I’ve also got no problem from a legal standpoint with fans booing the players who choose to kneel. Free speech cuts both ways. There is nothing in the law that says any one has to stand silently and respectfully while you express your views in public. You have just as much right to cut loose with your own expressions of disagreement. You just can’t get violent or incite others to do so. But those who protest should not be shocked and offended when others publicly disagree and do so in a very personal way. And if the fan next to you says your an idiot for booing the players, he’s got the right to do that too.

You also don’t have any right to keep me from complaining to your boss because I don’t like you wearing your “Gun owners are idiots” tee shirt while working behind the counter at Burger King, or telling the bakery owner that I won’t buy any more of her cupcakes as long as she refuses to make wedding cakes for same sex couples. Your speech is protected from government interference and violence from your fellows, but you have no corresponding right to say what you like and expect there to be no consequence in your personal life other than praise and admiration. People are going to vote with their pocketbooks, and that can be tough on those who are on the wrong side of the vote.

Now all of this stuff goes to what’s legal and what’s not, and what’s protected under the law and what’s not. There is a separate question over whether any of these perfectly legal things are what folks ought to do in a polite, tolerant and generally civilized society. Every person has to decide whether in good conscious they should do what they legally can do, and whether it is worth the cost to do it.

Best post I have read in awhile! Great job.

Respecting your opinion but realizing it is no better than anyone else’s, it is not true in that the flag is almost always presented by a color guard (or now it is fashionable to have a full-field length flag). High school maybe has flagpole but others almost always have flag/color guard on field. You have to look at the field and see…whatever…to view the flag.

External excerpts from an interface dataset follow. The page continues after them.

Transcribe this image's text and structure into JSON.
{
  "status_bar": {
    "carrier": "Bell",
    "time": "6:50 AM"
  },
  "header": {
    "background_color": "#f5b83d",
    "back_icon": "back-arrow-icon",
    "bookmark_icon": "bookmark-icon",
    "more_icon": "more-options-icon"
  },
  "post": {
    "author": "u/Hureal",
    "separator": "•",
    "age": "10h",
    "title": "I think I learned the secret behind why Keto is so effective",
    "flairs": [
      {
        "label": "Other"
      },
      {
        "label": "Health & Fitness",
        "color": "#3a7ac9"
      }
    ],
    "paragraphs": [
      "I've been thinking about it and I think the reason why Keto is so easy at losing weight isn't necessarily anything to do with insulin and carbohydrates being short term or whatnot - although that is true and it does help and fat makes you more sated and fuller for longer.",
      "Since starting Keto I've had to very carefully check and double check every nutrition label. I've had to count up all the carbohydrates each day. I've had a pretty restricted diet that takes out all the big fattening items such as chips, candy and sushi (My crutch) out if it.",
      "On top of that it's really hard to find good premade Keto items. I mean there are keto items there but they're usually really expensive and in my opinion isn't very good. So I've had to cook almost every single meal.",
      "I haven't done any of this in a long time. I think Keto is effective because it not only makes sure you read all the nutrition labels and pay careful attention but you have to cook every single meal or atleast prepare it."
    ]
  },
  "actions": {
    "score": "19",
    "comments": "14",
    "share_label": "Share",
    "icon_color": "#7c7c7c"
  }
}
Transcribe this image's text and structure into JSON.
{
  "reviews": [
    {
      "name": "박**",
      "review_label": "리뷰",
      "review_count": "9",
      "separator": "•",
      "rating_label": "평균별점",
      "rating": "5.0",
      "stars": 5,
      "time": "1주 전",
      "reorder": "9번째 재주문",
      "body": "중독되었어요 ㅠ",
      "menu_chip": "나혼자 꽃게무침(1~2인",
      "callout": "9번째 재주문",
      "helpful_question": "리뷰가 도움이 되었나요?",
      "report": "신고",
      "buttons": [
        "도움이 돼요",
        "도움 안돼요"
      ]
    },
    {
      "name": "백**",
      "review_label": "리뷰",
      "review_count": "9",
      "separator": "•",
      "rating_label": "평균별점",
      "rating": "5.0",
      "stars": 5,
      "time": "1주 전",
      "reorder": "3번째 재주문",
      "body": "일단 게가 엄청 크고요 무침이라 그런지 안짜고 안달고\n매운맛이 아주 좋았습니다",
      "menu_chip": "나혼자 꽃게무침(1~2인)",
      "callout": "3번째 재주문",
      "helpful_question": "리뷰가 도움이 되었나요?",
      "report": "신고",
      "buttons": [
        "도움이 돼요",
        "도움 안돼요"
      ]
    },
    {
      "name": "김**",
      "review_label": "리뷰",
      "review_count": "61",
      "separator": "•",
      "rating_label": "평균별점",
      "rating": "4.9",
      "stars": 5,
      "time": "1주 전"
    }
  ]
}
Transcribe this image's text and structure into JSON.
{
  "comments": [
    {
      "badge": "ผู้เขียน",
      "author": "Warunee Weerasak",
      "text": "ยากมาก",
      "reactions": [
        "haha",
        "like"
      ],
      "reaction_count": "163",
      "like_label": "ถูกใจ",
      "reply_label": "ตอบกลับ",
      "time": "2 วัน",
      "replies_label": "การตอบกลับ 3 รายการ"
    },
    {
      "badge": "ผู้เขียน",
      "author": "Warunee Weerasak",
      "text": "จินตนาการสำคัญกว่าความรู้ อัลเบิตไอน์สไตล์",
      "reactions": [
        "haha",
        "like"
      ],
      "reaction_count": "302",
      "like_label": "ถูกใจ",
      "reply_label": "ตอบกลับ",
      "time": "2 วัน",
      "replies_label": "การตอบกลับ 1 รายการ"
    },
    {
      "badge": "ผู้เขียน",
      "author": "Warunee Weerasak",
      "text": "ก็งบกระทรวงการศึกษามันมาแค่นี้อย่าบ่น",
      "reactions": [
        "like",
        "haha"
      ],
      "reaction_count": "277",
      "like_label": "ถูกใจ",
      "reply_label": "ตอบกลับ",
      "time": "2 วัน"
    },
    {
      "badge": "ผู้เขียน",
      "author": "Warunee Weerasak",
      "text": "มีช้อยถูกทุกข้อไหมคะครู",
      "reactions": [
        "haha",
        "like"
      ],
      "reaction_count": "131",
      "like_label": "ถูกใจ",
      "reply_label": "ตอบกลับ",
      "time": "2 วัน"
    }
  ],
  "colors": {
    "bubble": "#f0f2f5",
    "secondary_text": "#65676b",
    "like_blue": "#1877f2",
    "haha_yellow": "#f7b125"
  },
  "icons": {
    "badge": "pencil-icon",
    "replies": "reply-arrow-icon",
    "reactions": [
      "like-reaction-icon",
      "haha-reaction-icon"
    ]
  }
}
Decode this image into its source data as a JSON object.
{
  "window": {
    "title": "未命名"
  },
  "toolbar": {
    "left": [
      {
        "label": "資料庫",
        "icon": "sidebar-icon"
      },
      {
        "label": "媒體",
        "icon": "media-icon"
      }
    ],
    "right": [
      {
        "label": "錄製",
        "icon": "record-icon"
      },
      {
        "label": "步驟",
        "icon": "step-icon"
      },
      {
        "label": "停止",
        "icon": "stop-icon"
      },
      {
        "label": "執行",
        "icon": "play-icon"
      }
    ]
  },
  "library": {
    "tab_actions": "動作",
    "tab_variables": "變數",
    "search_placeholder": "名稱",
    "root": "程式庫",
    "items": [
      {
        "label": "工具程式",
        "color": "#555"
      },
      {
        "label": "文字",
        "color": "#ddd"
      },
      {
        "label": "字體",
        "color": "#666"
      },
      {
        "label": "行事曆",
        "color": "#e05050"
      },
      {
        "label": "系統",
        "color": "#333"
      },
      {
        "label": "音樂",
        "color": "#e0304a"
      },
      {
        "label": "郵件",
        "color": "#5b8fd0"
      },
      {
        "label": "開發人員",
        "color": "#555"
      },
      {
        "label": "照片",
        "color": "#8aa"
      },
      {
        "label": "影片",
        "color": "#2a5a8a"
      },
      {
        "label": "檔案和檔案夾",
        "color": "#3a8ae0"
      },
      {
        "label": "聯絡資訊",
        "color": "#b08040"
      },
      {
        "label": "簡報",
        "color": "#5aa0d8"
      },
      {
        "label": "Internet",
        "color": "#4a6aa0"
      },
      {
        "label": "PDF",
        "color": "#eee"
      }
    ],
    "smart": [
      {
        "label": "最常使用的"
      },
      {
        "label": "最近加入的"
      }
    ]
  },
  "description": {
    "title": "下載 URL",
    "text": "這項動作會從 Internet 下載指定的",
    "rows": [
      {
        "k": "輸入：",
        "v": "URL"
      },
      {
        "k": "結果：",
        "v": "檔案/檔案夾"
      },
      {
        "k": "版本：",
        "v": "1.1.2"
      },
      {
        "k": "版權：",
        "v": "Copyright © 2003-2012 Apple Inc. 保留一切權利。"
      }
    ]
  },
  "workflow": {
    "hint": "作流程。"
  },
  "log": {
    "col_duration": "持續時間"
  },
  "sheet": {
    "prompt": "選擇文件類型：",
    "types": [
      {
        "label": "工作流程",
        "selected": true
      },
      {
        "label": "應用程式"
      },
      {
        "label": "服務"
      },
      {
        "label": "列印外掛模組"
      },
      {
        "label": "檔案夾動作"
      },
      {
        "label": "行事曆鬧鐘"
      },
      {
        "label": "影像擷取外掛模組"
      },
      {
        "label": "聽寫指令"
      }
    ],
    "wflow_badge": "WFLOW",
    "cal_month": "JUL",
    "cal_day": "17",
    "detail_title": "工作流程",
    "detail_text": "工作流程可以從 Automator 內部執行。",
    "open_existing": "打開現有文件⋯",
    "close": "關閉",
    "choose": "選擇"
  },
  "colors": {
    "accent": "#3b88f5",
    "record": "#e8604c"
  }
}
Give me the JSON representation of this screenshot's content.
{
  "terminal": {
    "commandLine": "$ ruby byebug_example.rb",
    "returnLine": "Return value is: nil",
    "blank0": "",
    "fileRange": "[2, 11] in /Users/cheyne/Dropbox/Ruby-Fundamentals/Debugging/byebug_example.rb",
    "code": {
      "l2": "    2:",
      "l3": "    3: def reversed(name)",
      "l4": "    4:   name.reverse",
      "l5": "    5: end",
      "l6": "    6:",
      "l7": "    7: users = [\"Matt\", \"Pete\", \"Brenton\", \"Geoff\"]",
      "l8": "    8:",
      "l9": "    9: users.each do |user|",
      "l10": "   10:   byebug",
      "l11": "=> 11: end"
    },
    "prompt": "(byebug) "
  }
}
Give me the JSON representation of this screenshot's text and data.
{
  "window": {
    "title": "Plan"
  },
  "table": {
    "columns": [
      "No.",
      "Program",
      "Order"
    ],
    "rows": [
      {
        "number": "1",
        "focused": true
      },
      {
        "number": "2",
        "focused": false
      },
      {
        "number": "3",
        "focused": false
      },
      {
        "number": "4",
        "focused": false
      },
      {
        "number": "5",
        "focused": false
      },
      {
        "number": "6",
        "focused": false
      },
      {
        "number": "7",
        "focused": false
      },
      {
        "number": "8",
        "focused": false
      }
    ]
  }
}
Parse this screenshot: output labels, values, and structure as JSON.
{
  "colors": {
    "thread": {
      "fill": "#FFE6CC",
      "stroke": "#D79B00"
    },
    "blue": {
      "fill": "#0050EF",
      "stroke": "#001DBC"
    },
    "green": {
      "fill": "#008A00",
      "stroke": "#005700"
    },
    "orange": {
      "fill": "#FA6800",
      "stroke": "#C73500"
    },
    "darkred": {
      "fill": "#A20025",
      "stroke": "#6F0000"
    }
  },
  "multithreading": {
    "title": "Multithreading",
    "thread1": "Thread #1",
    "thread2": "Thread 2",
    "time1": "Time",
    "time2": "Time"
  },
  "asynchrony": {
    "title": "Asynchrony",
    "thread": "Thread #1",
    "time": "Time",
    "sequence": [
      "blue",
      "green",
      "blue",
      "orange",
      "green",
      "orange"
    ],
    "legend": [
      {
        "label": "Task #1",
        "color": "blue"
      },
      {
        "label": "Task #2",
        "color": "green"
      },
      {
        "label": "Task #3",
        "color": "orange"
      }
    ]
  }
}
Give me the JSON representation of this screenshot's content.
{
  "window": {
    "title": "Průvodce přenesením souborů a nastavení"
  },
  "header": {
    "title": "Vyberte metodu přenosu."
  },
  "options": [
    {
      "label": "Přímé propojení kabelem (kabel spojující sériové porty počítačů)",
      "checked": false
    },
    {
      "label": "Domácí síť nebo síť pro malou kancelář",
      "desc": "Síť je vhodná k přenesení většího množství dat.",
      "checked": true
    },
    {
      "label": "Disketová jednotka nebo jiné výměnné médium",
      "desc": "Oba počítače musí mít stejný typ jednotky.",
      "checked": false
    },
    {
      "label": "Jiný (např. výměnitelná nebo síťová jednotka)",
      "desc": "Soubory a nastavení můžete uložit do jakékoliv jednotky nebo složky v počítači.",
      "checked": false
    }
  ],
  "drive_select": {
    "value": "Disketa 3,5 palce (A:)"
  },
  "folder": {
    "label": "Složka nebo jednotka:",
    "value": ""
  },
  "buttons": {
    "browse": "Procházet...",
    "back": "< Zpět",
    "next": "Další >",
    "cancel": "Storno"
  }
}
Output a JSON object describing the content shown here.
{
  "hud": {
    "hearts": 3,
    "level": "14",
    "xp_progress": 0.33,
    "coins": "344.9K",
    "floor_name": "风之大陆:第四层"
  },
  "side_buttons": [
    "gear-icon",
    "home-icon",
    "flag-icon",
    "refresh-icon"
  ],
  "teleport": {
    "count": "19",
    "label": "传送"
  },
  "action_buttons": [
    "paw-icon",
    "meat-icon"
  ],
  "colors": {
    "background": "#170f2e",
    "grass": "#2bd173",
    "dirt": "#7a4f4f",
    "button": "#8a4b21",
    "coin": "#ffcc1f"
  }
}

Oh, the flag etiquette I was taught in the military…I will never close my eyes when looking at the flag.